At the beginning of this year we launched SayIt, our software for bringing transcript publication into the internet age.
In that post, we briefly mentioned that “we use a cut-down version of the Akoma Ntoso open standard for data import”.
Well, that’s easy enough to say, but what does it actually mean?
In a nutshell, if you want to upload transcripts to SayIt, they need to be in a format that SayIt can recognise. It can then transform them into the linked pages that make SayIt so useful.
Akoma Ntoso is a simple way of showing (for example) which bits of the data are names, which are speeches, etc. – and how they all relate to one another. At first glance, it’s not all that different from HTML, the basic language behind many websites.
But there are some differences. There are also some interesting ideas behind it, from how it began and where it got its name, to why the world needs another open standard. And what is an open standard, anyway?

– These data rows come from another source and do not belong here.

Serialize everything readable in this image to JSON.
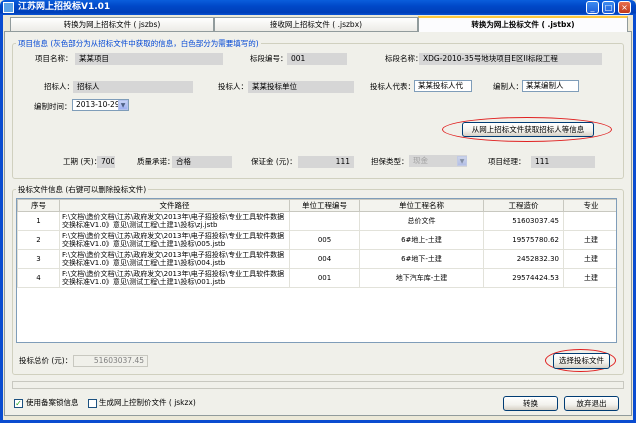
{
  "window": {
    "title": "江苏网上招投标V1.01",
    "controls": {
      "minimize": "_",
      "maximize": "□",
      "close": "×"
    }
  },
  "tabs": [
    {
      "label": "转换为网上招标文件 ( jszbs)"
    },
    {
      "label": "接收网上招标文件 ( .jszbx)"
    },
    {
      "label": "转换为网上投标文件 ( .jstbx)",
      "active": true
    }
  ],
  "project_info": {
    "legend": "项目信息 (灰色部分为从招标文件中获取的信息，白色部分为需要填写的)",
    "project_name_label": "项目名称：",
    "project_name": "某某项目",
    "section_no_label": "标段编号：",
    "section_no": "001",
    "section_name_label": "标段名称：",
    "section_name": "XDG-2010-35号地块项目E区II标段工程",
    "tenderer_label": "招标人：",
    "tenderer": "招标人",
    "bidder_label": "投标人：",
    "bidder": "某某投标单位",
    "bidder_rep_label": "投标人代表：",
    "bidder_rep": "某某投标人代",
    "preparer_label": "编制人：",
    "preparer": "某某编制人",
    "prep_time_label": "编制时间：",
    "prep_time": "2013-10-29",
    "fetch_button": "从网上招标文件获取招标人等信息",
    "duration_label": "工期 (天)：",
    "duration": "700",
    "quality_label": "质量承诺：",
    "quality": "合格",
    "deposit_label": "保证金 (元)：",
    "deposit": "111",
    "guarantee_type_label": "担保类型：",
    "guarantee_type": "现金",
    "pm_label": "项目经理：",
    "pm": "111"
  },
  "bid_files": {
    "legend": "投标文件信息 (右键可以删除投标文件)",
    "columns": [
      "序号",
      "文件路径",
      "单位工程编号",
      "单位工程名称",
      "工程造价",
      "专业"
    ],
    "rows": [
      {
        "no": "1",
        "path": "F:\\文档\\造价文档\\江苏\\政府发文\\2013年\\电子招投标\\专业工具软件数据交换标准V1.0》意见\\测试工程\\土建1\\投标\\zj.jstb",
        "unit_no": "",
        "unit_name": "总价文件",
        "cost": "51603037.45",
        "major": ""
      },
      {
        "no": "2",
        "path": "F:\\文档\\造价文档\\江苏\\政府发文\\2013年\\电子招投标\\专业工具软件数据交换标准V1.0》意见\\测试工程\\土建1\\投标\\005.jstb",
        "unit_no": "005",
        "unit_name": "6#地上-土建",
        "cost": "19575780.62",
        "major": "土建"
      },
      {
        "no": "3",
        "path": "F:\\文档\\造价文档\\江苏\\政府发文\\2013年\\电子招投标\\专业工具软件数据交换标准V1.0》意见\\测试工程\\土建1\\投标\\004.jstb",
        "unit_no": "004",
        "unit_name": "6#地下-土建",
        "cost": "2452832.30",
        "major": "土建"
      },
      {
        "no": "4",
        "path": "F:\\文档\\造价文档\\江苏\\政府发文\\2013年\\电子招投标\\专业工具软件数据交换标准V1.0》意见\\测试工程\\土建1\\投标\\001.jstb",
        "unit_no": "001",
        "unit_name": "地下汽车库-土建",
        "cost": "29574424.53",
        "major": "土建"
      }
    ],
    "total_label": "投标总价 (元)：",
    "total": "51603037.45",
    "select_button": "选择投标文件"
  },
  "footer": {
    "use_record_label": "使用备案锁信息",
    "use_record_checked": true,
    "gen_control_label": "生成网上控制价文件 ( jskzx)",
    "gen_control_checked": false,
    "convert_button": "转换",
    "exit_button": "放弃退出"
  },
  "colors": {
    "titlebar": "#0048C8",
    "panel": "#F0F0EA",
    "readonly_field": "#D6D6D6",
    "legend_blue": "#0046D5",
    "highlight_oval": "#E02020"
  }
}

We pinned down Flavio Zeni, one of the people behind Akoma Ntoso’s creation, and he very patiently answered all our questions, even the most basic ones.
And then, because it seemed silly not to, we put the whole conversation into SayIt. You can read it here.